Agarwal, S.K., 2014. Therapeutic benefits of laughter. Medical Science, 12(46), pp.19-23.

Bennett, M.P., Zeller, J.M., Rosenberg, L. and McCann, J., 2003. The effect of mirthful laughter on stress and natural killer cell activity.

Buchowski, M.S., Majchrzak, K.M., Blomquist, K., Chen, K.Y., Byrne, D.W. and Bachorowski, J.A., 2007. Energy expenditure of genuine laughter. International journal of obesity, 31(1), pp.131-137.

Dogan, M.D., 2020. The Effect of Laughter Therapy on Anxiety: A Meta-analysis. Holistic nursing practice34(1), pp.35-39.

Ilkhani, M., Mohtashami, J. and Rezaei, H., 2019. Effect of laughter therapy on cancer-related anxiety in patients with breast cancer; a systematic review. Journal of Advanced Pharmacy Education & Research| Apr-Jun, 9(S2), p.195.

Kim, S.H., Kim, Y.H., Kim, H.J., Lee, S.H. and Yu, S.O., 2009. The effect of laughter therapy on depression, anxiety, and stress in patients with breast cancer undergoing radiotherapy. J Korean Oncol Nurs, 9(2), p.155.

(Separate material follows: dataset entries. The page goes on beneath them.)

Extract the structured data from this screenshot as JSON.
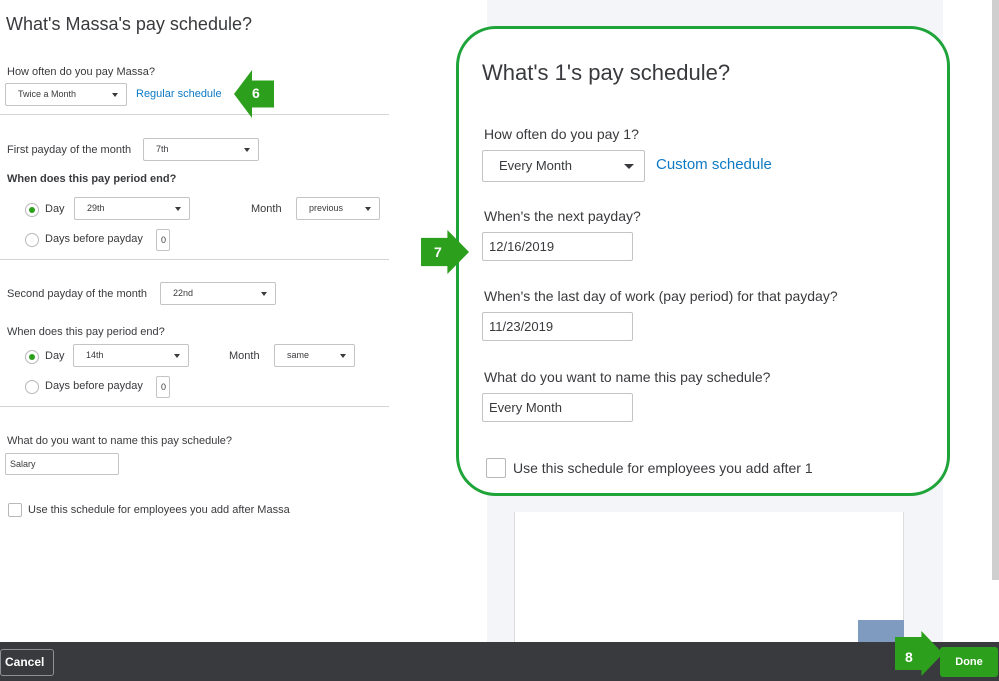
{
  "left": {
    "title": "What's Massa's pay schedule?",
    "frequency_label": "How often do you pay Massa?",
    "frequency_value": "Twice a Month",
    "frequency_link": "Regular schedule",
    "first_payday_label": "First payday of the month",
    "first_payday_value": "7th",
    "first_period_end_label": "When does this pay period end?",
    "first_day_option": "Day",
    "first_day_value": "29th",
    "first_month_label": "Month",
    "first_month_value": "previous",
    "first_days_before_label": "Days before payday",
    "first_days_before_value": "0",
    "second_payday_label": "Second payday of the month",
    "second_payday_value": "22nd",
    "second_period_end_label": "When does this pay period end?",
    "second_day_option": "Day",
    "second_day_value": "14th",
    "second_month_label": "Month",
    "second_month_value": "same",
    "second_days_before_label": "Days before payday",
    "second_days_before_value": "0",
    "name_label": "What do you want to name this pay schedule?",
    "name_value": "Salary",
    "use_schedule_label": "Use this schedule for employees you add after Massa"
  },
  "callout": {
    "title": "What's 1's pay schedule?",
    "frequency_label": "How often do you pay 1?",
    "frequency_value": "Every Month",
    "frequency_link": "Custom schedule",
    "next_payday_label": "When's the next payday?",
    "next_payday_value": "12/16/2019",
    "last_day_label": "When's the last day of work (pay period) for that payday?",
    "last_day_value": "11/23/2019",
    "name_label": "What do you want to name this pay schedule?",
    "name_value": "Every Month",
    "use_schedule_label": "Use this schedule for employees you add after 1"
  },
  "steps": {
    "step6": "6",
    "step7": "7",
    "step8": "8"
  },
  "footer": {
    "cancel_label": "Cancel",
    "done_label": "Done"
  },
  "colors": {
    "accent_green": "#2ca01c",
    "callout_border": "#1fa43a",
    "link_blue": "#0d7ac4",
    "footer_bg": "#393a3d"
  }
}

Mora-Ripoll, R., 2010. The therapeutic value of laughter in medicine. Alternative Therapies in Health & Medicine, 16(6).

Yim, J., 2016. Therapeutic benefits of laughter in mental health: a theoretical review. The Tohoku journal of experimental medicine, 239(3), pp.243-249.